The day my son died, I fed him his early morning feeding at 5:30am and he went back to sleep.
I was transitioning back to full-time at work so I had to wake him up at 7:30am and “top him off” before leaving to go to the sitter’s house.
Since he had eaten at 5:30am he wasn’t really all that hungry so he nursed a little but then leaned away and looked up at me. I said, “Are you all through?” and he gave me a big bright smile .” I said, “You just want to play don’t you?” And he smiled and said, “Oooh.” I put him in the boppy facing me and we just talked.
I told him the story of the 3 Little Pigs. He loved that story, especially the part where the big bad wolf said, “Little pigs, little pigs come out!” And then the little pigs said “Nooooooooohhh, we’re not gonna come out.”
But alas I had to get going or I wasn’t going to make it to work until noon.” I put him in the bouncy seat and got dressed.
By the time I got to the sitter’s house, he was sleepy. I waited at the door after ringing the doorbell and looked at him in his car seat. He was wearing a pale yellow onesy with a beach scene on the chest … sand and a striped umbrella, a palm tree and a beach ball. I didn’t put shorts or pants on him that day. Just white socks.
I didn’t take him out of his car seat before leaving the sitter’s house. I could see he might fall asleep if I didn’t disturb him. Later, I wished I had taken him out, held him one last time, told him I loved him.
Most of all, I wondered if things would have been different if I had gotten him out of the car seat and made him want to be awake and play a while rather than go down for a nap and never wake up again.
I also wondered if he might have lived if I had not put socks on his feet. It was early June. It was probably too hot for socks. Overheating (I learned after the fact) is a factor in Sudden Infant Death Syndrome.
Why on earth did I put socks on him??? Another one of the endless Why’s and What if’s.

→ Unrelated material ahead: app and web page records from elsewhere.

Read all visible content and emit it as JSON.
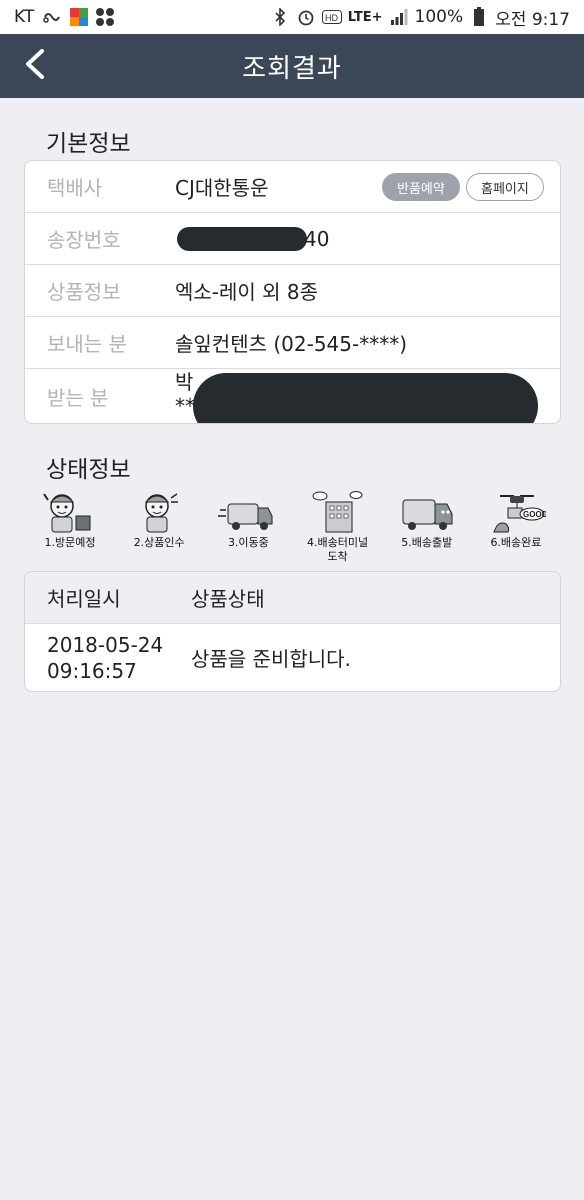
{
  "status_bar": {
    "carrier": "KT",
    "battery": "100%",
    "time": "오전 9:17",
    "network": "LTE+"
  },
  "header": {
    "title": "조회결과"
  },
  "basic_info": {
    "title": "기본정보",
    "rows": [
      {
        "label": "택배사",
        "value": "CJ대한통운"
      },
      {
        "label": "송장번호",
        "value_suffix": "40"
      },
      {
        "label": "상품정보",
        "value": "엑소-레이 외 8종"
      },
      {
        "label": "보내는 분",
        "value": "솔잎컨텐츠 (02-545-****)"
      },
      {
        "label": "받는 분",
        "value_line1": "박",
        "value_line2": "**"
      }
    ],
    "return_button": "반품예약",
    "homepage_button": "홈페이지"
  },
  "status_info": {
    "title": "상태정보",
    "steps": [
      {
        "label": "1.방문예정",
        "icon": "courier-visit-icon"
      },
      {
        "label": "2.상품인수",
        "icon": "courier-pickup-icon"
      },
      {
        "label": "3.이동중",
        "icon": "truck-moving-icon"
      },
      {
        "label_line1": "4.배송터미널",
        "label_line2": "도착",
        "icon": "terminal-building-icon"
      },
      {
        "label": "5.배송출발",
        "icon": "delivery-truck-icon"
      },
      {
        "label": "6.배송완료",
        "icon": "drone-good-icon"
      }
    ],
    "table": {
      "headers": [
        "처리일시",
        "상품상태"
      ],
      "rows": [
        {
          "date": "2018-05-24",
          "time": "09:16:57",
          "status": "상품을 준비합니다."
        }
      ]
    }
  },
  "colors": {
    "header_bg": "#3b4656",
    "page_bg": "#efeef3",
    "muted_label": "#b3b3b8"
  }
}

I learned from reading about infant/child loss that all parents feel guilty about their child’s death. The guilt is natural because we think we “should” have known something was wrong or we should have done something differently … it was our job to take care of our child and we didn’t do it. Thus no matter the circumstances, we feel guilty.
I also learned 98% of the time, the parent of course, had no way of knowing anything was amiss nor the ability to change their behavior in any way that would alter the outcome.
And in the 2% of cases where the parent maybe did do something that may have been a factor, in 99.9% of those cases, the parent was not AWARE of doing harm nor doing anything INTENTIONALLY to cause harm. They may have been uneducated or under-informed on certain topic (as I was about SIDS) but they did not do anything on purpose to cause harm. And therefore the guilt is unfounded.
Even though I intellectually know I did not cause Jackson’s death or do anything wrong per se, I regret the socks to this day. What I feel isn’t guilt, but it’s not 100% acceptance either.
The mantra I’ve chosen is, “I did the best I could with the information and resources I had at the time.” I found this mantra very helpful any time the guilt would try to creep back in.
I hope you’ll embrace this concept so you can let go of any guilt you may be grappling with or holding on to. You did not do anything to intentionally hurt your child and you could not have done anything differently to prevent what happened. You did the best you could with the information and resources you had. And a crystal ball wasn’t one of them.